Merry almost Easter! Is it me or does the date keep changing? Here we’re used to exchanging eggs and dancing naked whilst weeping (just me?) but other countries have their own ideas of spring tradition.
1. Girl Whipping (and Soaking) in Eastern Europe. Yes, show those Slovak ladies who’s boss! In the Czech Republic you give them a good hiding with a willow stick and then a dousing with freezing water! The water tradition occurs elsewhere in Eastern Europe too. Apparently the voracity of the dousing can vary from “having a teaspoon of warm tap water dribbled over you to a bucket of frigid well water thrown at you.” Likewise the strength of the stick beating can depend on how drunk people are, but it’s not really supposed to hurt.
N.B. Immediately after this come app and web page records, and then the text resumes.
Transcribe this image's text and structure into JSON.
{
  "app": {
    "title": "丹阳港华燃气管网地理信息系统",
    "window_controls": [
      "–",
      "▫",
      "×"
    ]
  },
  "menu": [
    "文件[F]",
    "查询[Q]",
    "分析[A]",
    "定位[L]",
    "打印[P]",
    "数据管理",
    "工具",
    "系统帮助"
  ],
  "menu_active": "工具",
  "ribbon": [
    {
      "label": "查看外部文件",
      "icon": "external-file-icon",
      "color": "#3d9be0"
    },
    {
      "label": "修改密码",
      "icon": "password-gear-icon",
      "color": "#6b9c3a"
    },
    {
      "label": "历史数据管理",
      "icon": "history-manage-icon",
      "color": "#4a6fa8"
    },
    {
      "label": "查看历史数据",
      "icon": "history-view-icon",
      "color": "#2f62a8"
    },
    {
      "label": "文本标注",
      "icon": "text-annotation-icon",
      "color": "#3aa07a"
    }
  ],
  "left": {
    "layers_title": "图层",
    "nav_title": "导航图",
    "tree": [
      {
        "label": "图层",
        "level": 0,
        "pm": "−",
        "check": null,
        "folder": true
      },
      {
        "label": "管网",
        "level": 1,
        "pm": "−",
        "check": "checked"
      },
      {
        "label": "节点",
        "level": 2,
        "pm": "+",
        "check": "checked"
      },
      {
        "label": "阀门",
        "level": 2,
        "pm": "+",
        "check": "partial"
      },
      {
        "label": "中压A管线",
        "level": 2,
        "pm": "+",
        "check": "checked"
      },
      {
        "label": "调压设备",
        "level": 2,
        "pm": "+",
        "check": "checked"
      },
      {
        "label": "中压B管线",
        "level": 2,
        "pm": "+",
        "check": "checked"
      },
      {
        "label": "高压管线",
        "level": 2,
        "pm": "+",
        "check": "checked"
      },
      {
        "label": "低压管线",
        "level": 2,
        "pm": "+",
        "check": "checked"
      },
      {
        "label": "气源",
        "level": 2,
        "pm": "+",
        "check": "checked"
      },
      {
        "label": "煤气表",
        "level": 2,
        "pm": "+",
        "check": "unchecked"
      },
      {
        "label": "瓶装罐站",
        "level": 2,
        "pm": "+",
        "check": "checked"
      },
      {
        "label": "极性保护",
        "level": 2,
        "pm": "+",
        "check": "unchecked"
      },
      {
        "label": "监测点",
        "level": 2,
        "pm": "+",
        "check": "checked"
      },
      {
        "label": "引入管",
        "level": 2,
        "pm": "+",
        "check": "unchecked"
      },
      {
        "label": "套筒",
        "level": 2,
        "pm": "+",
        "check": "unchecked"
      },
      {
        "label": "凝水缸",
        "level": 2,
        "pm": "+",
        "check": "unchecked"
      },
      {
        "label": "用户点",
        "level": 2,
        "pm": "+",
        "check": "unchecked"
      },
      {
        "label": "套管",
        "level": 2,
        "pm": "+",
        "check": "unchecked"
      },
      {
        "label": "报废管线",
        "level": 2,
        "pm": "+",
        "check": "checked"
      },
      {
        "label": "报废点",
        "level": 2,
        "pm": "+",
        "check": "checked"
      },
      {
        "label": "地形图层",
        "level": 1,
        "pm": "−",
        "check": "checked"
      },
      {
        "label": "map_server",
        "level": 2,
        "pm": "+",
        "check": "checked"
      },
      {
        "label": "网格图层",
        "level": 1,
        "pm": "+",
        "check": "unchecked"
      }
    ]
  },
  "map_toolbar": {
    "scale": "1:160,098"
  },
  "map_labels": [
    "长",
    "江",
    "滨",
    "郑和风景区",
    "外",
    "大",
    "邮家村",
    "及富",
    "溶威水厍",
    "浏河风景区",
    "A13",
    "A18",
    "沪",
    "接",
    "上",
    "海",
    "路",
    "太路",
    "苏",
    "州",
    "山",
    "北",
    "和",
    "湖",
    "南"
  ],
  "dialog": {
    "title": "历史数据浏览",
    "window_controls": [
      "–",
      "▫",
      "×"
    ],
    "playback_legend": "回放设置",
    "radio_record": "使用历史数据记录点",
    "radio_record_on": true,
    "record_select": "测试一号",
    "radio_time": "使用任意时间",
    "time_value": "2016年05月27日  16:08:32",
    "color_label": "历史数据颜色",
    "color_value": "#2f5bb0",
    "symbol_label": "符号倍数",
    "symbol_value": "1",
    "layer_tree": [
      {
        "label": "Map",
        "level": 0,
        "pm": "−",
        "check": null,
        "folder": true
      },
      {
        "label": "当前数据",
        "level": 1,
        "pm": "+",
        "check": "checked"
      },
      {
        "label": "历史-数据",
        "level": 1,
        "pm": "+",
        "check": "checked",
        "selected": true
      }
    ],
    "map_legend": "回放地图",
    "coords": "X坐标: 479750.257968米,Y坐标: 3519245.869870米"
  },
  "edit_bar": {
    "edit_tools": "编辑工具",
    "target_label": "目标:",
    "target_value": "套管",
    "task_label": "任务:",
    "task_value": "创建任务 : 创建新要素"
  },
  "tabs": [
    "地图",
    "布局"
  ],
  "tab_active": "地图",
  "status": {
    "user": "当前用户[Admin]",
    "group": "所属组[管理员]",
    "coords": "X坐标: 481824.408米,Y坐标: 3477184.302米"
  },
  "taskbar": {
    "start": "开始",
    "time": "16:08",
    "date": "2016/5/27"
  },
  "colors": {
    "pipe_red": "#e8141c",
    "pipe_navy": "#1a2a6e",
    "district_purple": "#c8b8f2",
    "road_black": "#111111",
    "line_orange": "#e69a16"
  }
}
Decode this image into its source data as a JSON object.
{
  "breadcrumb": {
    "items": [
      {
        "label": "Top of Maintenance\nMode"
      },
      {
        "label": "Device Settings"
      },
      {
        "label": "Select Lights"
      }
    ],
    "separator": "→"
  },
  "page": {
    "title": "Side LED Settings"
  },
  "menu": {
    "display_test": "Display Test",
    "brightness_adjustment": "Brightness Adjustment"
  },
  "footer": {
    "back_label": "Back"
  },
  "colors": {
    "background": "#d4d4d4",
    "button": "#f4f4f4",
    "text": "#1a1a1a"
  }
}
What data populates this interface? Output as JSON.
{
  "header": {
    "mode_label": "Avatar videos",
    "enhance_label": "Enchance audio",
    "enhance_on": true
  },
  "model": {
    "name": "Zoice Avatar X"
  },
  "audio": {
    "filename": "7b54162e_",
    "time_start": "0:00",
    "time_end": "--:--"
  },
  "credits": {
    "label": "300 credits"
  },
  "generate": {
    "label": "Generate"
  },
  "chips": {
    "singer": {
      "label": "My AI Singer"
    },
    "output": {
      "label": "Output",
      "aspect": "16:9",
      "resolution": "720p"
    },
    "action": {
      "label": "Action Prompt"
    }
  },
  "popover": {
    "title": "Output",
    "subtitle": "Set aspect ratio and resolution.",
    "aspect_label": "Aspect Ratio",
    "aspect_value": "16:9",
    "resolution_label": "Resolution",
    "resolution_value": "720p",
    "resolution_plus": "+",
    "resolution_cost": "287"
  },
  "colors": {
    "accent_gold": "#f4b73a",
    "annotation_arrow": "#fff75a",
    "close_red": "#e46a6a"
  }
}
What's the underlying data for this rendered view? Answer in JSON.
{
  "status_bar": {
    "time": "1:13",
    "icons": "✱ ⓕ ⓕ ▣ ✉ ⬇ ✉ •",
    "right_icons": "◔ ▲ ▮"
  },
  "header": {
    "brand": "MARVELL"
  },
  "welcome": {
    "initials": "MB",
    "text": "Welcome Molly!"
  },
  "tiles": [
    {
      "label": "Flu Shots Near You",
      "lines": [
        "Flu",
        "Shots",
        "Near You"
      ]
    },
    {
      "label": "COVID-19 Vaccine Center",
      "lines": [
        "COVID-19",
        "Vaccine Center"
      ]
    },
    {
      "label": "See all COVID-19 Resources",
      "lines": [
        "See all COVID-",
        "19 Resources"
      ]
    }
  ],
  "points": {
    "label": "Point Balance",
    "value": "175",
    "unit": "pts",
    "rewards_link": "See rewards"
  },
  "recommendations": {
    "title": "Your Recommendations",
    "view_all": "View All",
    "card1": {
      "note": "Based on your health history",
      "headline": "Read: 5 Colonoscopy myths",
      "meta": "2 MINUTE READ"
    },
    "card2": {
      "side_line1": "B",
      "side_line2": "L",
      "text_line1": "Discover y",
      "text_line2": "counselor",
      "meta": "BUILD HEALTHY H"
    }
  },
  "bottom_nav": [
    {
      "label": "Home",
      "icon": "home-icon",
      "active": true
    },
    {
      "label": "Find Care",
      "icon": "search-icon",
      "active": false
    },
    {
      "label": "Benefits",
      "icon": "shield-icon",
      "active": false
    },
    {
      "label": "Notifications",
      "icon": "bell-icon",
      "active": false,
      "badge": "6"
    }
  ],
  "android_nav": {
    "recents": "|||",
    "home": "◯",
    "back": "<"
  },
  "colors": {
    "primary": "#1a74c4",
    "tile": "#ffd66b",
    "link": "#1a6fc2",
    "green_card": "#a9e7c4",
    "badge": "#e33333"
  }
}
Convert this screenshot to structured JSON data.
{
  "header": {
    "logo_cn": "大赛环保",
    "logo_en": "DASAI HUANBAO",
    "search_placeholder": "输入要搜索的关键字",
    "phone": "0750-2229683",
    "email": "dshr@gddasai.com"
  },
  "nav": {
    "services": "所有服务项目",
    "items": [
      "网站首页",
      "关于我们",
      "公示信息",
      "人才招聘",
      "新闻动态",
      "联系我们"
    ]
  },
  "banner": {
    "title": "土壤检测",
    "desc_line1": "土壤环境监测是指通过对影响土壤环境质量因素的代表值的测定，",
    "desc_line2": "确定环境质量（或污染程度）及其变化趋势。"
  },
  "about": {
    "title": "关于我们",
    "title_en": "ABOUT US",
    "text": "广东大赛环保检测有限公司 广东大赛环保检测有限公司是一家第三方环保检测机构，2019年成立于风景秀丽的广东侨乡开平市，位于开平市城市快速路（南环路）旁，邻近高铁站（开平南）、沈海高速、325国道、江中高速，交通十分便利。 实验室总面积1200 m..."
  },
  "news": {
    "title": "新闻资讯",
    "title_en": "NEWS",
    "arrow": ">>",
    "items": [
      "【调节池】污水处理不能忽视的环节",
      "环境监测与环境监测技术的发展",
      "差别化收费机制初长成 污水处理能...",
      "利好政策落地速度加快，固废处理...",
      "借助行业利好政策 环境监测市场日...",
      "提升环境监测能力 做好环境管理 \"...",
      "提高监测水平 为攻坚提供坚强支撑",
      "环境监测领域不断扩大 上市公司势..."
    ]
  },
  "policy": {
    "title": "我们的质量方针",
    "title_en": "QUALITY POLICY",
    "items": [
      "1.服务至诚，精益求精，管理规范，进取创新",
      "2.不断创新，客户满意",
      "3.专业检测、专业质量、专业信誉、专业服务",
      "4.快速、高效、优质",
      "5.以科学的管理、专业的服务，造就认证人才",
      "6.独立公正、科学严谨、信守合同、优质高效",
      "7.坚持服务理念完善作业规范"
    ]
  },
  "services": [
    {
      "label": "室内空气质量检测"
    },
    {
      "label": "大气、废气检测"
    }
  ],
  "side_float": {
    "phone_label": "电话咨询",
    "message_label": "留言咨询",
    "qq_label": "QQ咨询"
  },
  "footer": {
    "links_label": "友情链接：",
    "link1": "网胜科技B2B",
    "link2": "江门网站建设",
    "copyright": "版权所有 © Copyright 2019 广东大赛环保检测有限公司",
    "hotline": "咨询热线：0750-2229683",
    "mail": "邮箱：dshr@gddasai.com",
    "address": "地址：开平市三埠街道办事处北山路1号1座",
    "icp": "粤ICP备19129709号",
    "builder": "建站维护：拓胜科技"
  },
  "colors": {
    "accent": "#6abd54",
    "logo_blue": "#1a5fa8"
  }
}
Read more about it here.
2. Semana Santa in Spain and Latin America. An odd spectacle indeed, chosen members of the Christian Order of Penitents wear robes known as capirotes. Read more (and see videos and pictures) here.
3. Crucifixion in the Philippines. Flagellation, genuine crucifixion… these people take the grim part of religion very seriously. Be warned, the video below features some very unpleasant business. Have a read about it here.
4. ‘Halloween’ Easter in Finland. In a kind of reverse trick or treat children dress up as witches and bring gifts door to door. Those gifts might be twigs and crepe paper but it’s the thought that counts, and they still manage to extort chocolate so all is right with the universe.
5. Pot smashing in Greece. Greeks just love breaking stuff! If you’re ever annoyed with a person it’s probably best to get down there and smash up a load of china – just be sure they’re not trying to eat off it at the time.
6. The Dance of Death in Spain. If you go to Verges, Costa Brava, you may find yourself surrounded by a procession of skeletons. Apparently to remind people that ‘death can occur at any time,’ everyone dances to drums and carries something ‘death related’ such as a scythe.